Report, word for word, every line of the material that contains "Address".

**Exercise data**

┄┄┄┄┄┄

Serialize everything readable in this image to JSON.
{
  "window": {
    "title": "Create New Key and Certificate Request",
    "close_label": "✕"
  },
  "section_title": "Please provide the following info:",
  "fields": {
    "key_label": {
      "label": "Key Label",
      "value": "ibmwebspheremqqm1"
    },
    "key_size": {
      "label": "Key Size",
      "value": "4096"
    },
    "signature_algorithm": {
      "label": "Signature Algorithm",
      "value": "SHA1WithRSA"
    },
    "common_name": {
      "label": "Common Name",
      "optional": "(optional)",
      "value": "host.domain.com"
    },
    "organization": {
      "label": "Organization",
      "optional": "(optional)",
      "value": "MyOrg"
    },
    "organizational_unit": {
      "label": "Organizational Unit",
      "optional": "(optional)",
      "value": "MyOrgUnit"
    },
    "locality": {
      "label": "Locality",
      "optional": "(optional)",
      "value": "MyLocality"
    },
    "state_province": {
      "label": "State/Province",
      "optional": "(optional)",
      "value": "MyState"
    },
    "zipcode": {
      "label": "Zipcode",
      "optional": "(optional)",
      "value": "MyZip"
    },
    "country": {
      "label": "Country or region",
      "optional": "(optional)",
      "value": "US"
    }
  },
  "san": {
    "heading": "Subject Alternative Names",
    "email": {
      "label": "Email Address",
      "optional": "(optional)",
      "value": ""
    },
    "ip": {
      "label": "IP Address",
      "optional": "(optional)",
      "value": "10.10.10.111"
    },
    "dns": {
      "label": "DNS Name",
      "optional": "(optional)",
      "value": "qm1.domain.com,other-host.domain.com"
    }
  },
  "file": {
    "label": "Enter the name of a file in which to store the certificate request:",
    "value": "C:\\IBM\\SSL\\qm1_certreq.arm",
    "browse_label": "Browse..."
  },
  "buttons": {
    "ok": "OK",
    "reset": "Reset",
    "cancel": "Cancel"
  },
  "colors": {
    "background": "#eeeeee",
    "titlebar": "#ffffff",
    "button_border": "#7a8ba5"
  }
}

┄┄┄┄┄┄

**Problem solution**
      "label": "Email Address",
      "label": "IP Address",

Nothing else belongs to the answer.